"Our catastrophic claims, as compared to others in that group, were three times higher," Kapanke said.
Trends in health for ELCA professional leaders are "deteriorating," Kapanke said, which is why the Board asked for the Watson Wyatt analysis.
Health care costs may affect the church's mission
Kapanke urged the bishops to revisit the Board's whole health and wellness concept and emphasized the importance of its "Wholeness Wheel." The Wholeness Wheel emphasizes a balanced lifestyle for good health and includes emotional, physical, vocational, intellectual and social/interpersonal well-being.
"I wanted to cite some of this data and underscore the importance of needed lifestyle changes, because we're not making improvements," he said in the interview. "In fact we're going the other way."
Kapanke quoted from a recent ELCA new release about mission starts. The release reported that the ELCA places a priority on starting new congregations. He compared that to the poor health statistics of the church's professional leaders.
"We firmly believe that healthy leaders enhance lives, and if we don't have healthy leaders ... we're not going to have effective leaders, and we won't be able to grow this church. I wanted to drive home that message -- that there is a correlation between healthy leaders and having a viable church," Kapanke said.
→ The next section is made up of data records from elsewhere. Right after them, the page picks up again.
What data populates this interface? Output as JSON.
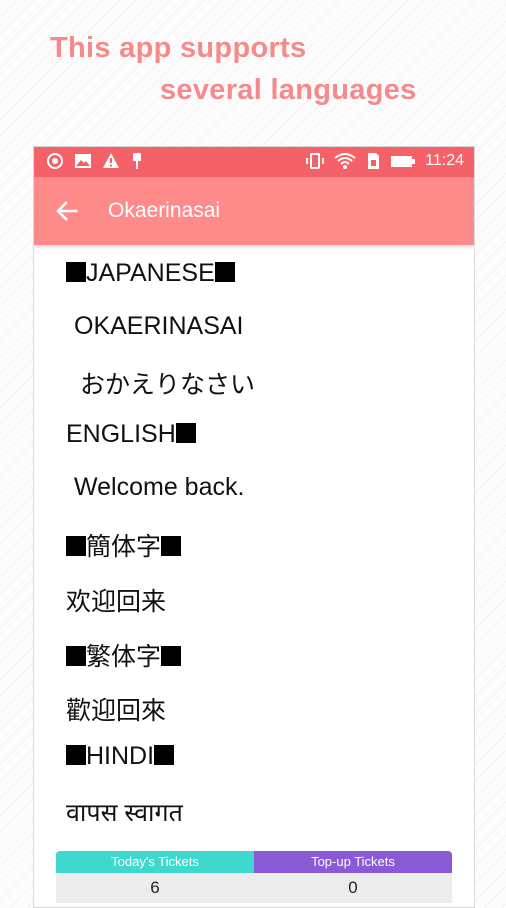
{
  "promo": {
    "line1": "This app supports",
    "line2": "several languages"
  },
  "statusbar": {
    "time": "11:24",
    "left_icons": [
      "app-notification-icon",
      "image-icon",
      "warning-icon",
      "usb-icon"
    ],
    "right_icons": [
      "vibrate-icon",
      "wifi-icon",
      "sim-icon",
      "battery-icon"
    ]
  },
  "appbar": {
    "title": "Okaerinasai",
    "back_icon": "arrow-left-icon"
  },
  "content": {
    "japanese_header": "JAPANESE",
    "japanese_romaji": "OKAERINASAI",
    "japanese_kana": "おかえりなさい",
    "english_header": "ENGLISH",
    "english_text": "Welcome back.",
    "simplified_header": "簡体字",
    "simplified_text": "欢迎回来",
    "traditional_header": "繁体字",
    "traditional_text": "歡迎回來",
    "hindi_header": "HINDI",
    "hindi_text": "वापस स्वागत"
  },
  "tickets": {
    "todays_label": "Today's Tickets",
    "topup_label": "Top-up Tickets",
    "todays_value": "6",
    "topup_value": "0"
  },
  "colors": {
    "statusbar": "#f56169",
    "appbar": "#ff8a8a",
    "promo_text": "#f58a8a",
    "tickets_today": "#3fd8cf",
    "tickets_topup": "#8a5ad6"
  }
}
Health care costs affect the church's mission financially, he said. In recent years, mission support -- funds shared with synods and the ELCA churchwide organization by congregations -- has declined slightly. Health care costs will take more and more mission dollars, he said.
In 2005, Kapanke said, mission support was about 9 percent of total income, and health costs were about 4 percent. If current trends remain, in 2013 the numbers will flip, he said, with about 8 percent of total income to go for health care costs, leaving about 5 percent for mission support.
Kapanke seeks bishops' help to change health trends
There isn't much the church can do about rising health care costs in general, but it can focus attention on the underlying factors that affect health trends and try to make improvements, the Board president said.
Specifically, Kapanke asked the bishops to use the Board's wholeness wheel for maintaining good health and consider making it a focus in synods. He suggested health and wellness as the theme of a synod assembly, which could include serving healthier foods and snacks, and regular breaks for physical activity. Kapanke also suggested the bishops call on Tammy L. Devine, the Board's wellness coordinator, and build on the wellness theme using the ELCA social statement, "Caring for Health: Our Shared Endeavor," adopted at the 2003 ELCA Churchwide Assembly.
"If bishops take the leadership role here and (serve as) good models and talk about it, slowly we can maybe begin to change attitudes and have people embrace the overall health and wellness much stronger than they have in the past. That was really my challenge to the bishops," he said.
Kapanke asked the bishops to encourage more professional leaders to take the annual health risk assessment in 2007.
Hear some of John Kapanke's comments on the Web at: